The answer should consist of all the entries, repeated word for word.

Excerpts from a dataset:
--- --- ---

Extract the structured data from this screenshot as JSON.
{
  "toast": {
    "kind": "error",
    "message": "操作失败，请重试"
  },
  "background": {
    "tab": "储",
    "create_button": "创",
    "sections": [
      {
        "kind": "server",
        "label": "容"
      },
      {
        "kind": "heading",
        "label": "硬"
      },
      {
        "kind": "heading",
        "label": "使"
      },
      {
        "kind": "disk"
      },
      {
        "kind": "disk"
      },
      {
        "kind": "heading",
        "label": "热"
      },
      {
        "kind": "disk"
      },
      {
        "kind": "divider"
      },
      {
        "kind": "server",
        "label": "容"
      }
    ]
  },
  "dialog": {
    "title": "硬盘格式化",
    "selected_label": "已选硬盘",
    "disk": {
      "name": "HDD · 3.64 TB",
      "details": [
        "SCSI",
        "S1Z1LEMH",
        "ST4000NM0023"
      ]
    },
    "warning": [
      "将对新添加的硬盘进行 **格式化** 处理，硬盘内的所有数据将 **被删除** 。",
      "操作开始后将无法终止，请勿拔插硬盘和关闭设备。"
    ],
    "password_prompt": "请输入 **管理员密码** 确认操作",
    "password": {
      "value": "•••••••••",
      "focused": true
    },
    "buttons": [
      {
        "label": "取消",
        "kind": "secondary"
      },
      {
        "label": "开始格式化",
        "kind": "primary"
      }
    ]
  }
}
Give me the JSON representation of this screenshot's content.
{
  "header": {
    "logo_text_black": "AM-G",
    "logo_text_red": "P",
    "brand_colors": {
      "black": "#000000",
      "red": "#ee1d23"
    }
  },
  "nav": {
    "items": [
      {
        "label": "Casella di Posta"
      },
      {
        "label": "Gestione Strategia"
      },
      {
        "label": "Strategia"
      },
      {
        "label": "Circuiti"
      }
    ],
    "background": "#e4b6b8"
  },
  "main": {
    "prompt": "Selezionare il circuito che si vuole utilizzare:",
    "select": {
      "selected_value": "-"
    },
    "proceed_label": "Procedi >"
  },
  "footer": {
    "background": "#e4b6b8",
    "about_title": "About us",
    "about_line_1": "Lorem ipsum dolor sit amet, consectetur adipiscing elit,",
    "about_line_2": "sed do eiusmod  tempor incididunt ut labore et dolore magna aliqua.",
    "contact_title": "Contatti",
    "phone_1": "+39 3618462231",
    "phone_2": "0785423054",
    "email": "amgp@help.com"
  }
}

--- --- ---

PROBLEM SOLUTION →
Extract the structured data from this screenshot as JSON.
{
  "toast": {
    "kind": "error",
    "message": "操作失败，请重试"
  },
  "background": {
    "tab": "储",
    "create_button": "创",
    "sections": [
      {
        "kind": "server",
        "label": "容"
      },
      {
        "kind": "heading",
        "label": "硬"
      },
      {
        "kind": "heading",
        "label": "使"
      },
      {
        "kind": "disk"
      },
      {
        "kind": "disk"
      },
      {
        "kind": "heading",
        "label": "热"
      },
      {
        "kind": "disk"
      },
      {
        "kind": "divider"
      },
      {
        "kind": "server",
        "label": "容"
      }
    ]
  },
  "dialog": {
    "title": "硬盘格式化",
    "selected_label": "已选硬盘",
    "disk": {
      "name": "HDD · 3.64 TB",
      "details": [
        "SCSI",
        "S1Z1LEMH",
        "ST4000NM0023"
      ]
    },
    "warning": [
      "将对新添加的硬盘进行 **格式化** 处理，硬盘内的所有数据将 **被删除** 。",
      "操作开始后将无法终止，请勿拔插硬盘和关闭设备。"
    ],
    "password_prompt": "请输入 **管理员密码** 确认操作",
    "password": {
      "value": "•••••••••",
      "focused": true
    },
    "buttons": [
      {
        "label": "取消",
        "kind": "secondary"
      },
      {
        "label": "开始格式化",
        "kind": "primary"
      }
    ]
  }
}
Give me the JSON representation of this screenshot's content.
{
  "header": {
    "logo_text_black": "AM-G",
    "logo_text_red": "P",
    "brand_colors": {
      "black": "#000000",
      "red": "#ee1d23"
    }
  },
  "nav": {
    "items": [
      {
        "label": "Casella di Posta"
      },
      {
        "label": "Gestione Strategia"
      },
      {
        "label": "Strategia"
      },
      {
        "label": "Circuiti"
      }
    ],
    "background": "#e4b6b8"
  },
  "main": {
    "prompt": "Selezionare il circuito che si vuole utilizzare:",
    "select": {
      "selected_value": "-"
    },
    "proceed_label": "Procedi >"
  },
  "footer": {
    "background": "#e4b6b8",
    "about_title": "About us",
    "about_line_1": "Lorem ipsum dolor sit amet, consectetur adipiscing elit,",
    "about_line_2": "sed do eiusmod  tempor incididunt ut labore et dolore magna aliqua.",
    "contact_title": "Contatti",
    "phone_1": "+39 3618462231",
    "phone_2": "0785423054",
    "email": "amgp@help.com"
  }
}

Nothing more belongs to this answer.